Your goal. All lines below must be repeated exactly, with the pictures omitted.

__________

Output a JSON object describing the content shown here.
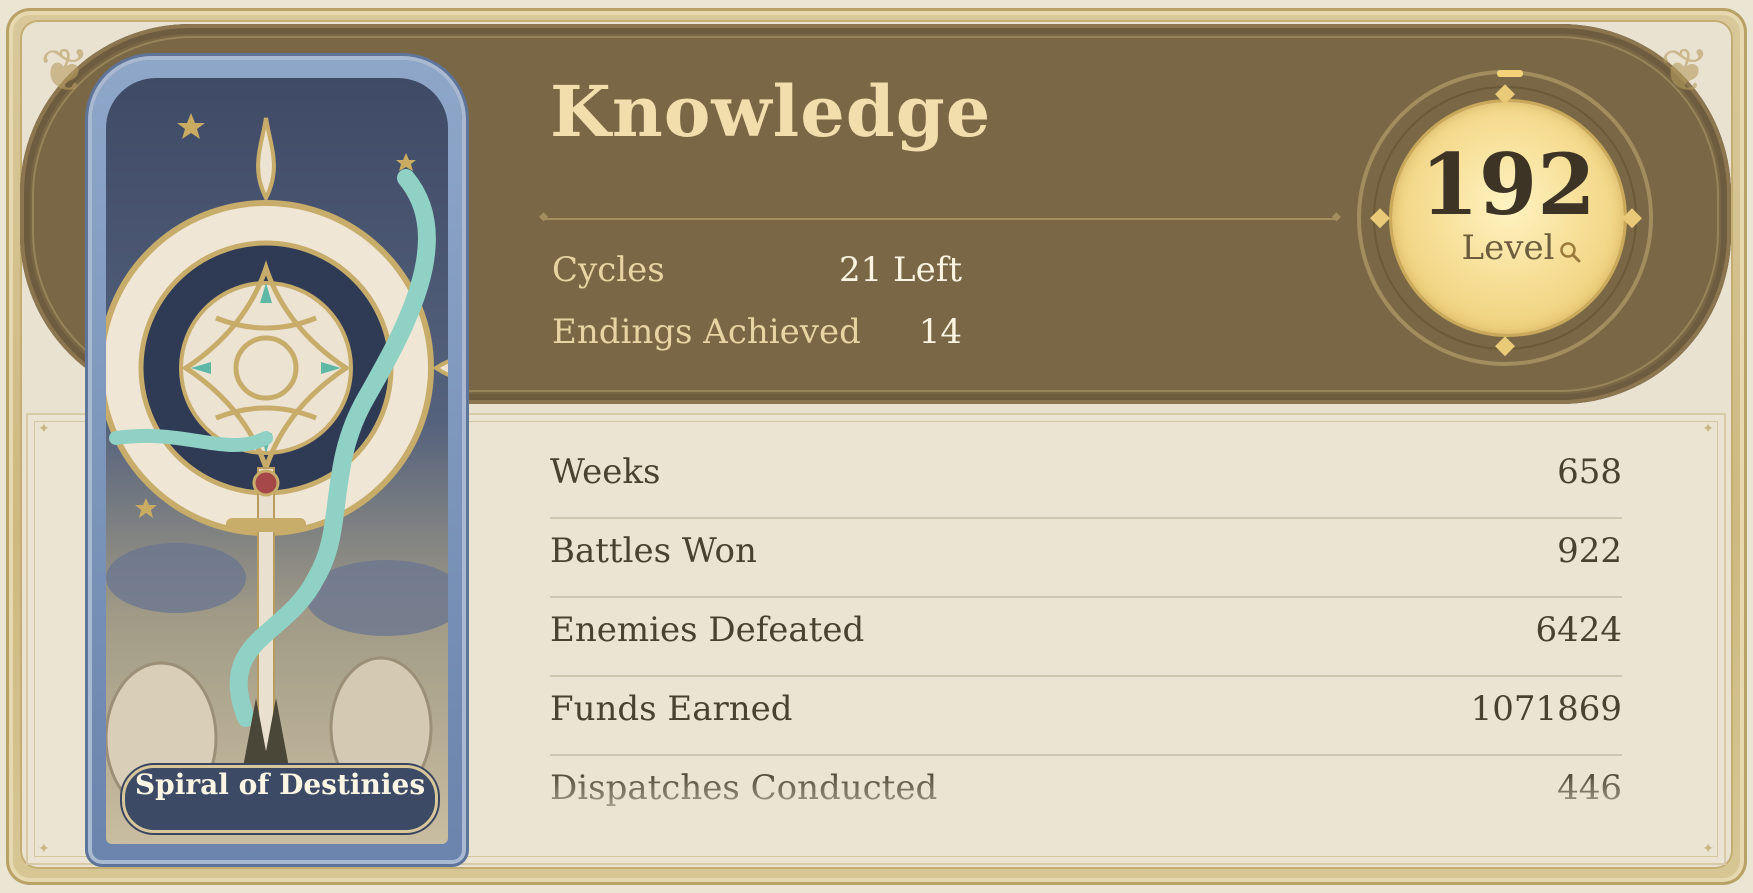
{
  "card": {
    "title": "Spiral of Destinies"
  },
  "header": {
    "title": "Knowledge"
  },
  "info": [
    {
      "label": "Cycles",
      "value": "21 Left"
    },
    {
      "label": "Endings Achieved",
      "value": "14"
    }
  ],
  "level": {
    "value": "192",
    "label": "Level",
    "icon": "magnifier-icon"
  },
  "stats": [
    {
      "label": "Weeks",
      "value": "658"
    },
    {
      "label": "Battles Won",
      "value": "922"
    },
    {
      "label": "Enemies Defeated",
      "value": "6424"
    },
    {
      "label": "Funds Earned",
      "value": "1071869"
    },
    {
      "label": "Dispatches Conducted",
      "value": "446"
    }
  ],
  "colors": {
    "header_band": "#7a6746",
    "title_gold": "#f1deac",
    "medal_gold": "#f6de95",
    "panel_bg": "#ebe4d3",
    "card_blue": "#6b84ad",
    "serpent_teal": "#8fd1c4"
  }
}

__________

Solution to this task.
Output a JSON object describing the content shown here.
{
  "card": {
    "title": "Spiral of Destinies"
  },
  "header": {
    "title": "Knowledge"
  },
  "info": [
    {
      "label": "Cycles",
      "value": "21 Left"
    },
    {
      "label": "Endings Achieved",
      "value": "14"
    }
  ],
  "level": {
    "value": "192",
    "label": "Level",
    "icon": "magnifier-icon"
  },
  "stats": [
    {
      "label": "Weeks",
      "value": "658"
    },
    {
      "label": "Battles Won",
      "value": "922"
    },
    {
      "label": "Enemies Defeated",
      "value": "6424"
    },
    {
      "label": "Funds Earned",
      "value": "1071869"
    },
    {
      "label": "Dispatches Conducted",
      "value": "446"
    }
  ],
  "colors": {
    "header_band": "#7a6746",
    "title_gold": "#f1deac",
    "medal_gold": "#f6de95",
    "panel_bg": "#ebe4d3",
    "card_blue": "#6b84ad",
    "serpent_teal": "#8fd1c4"
  }
}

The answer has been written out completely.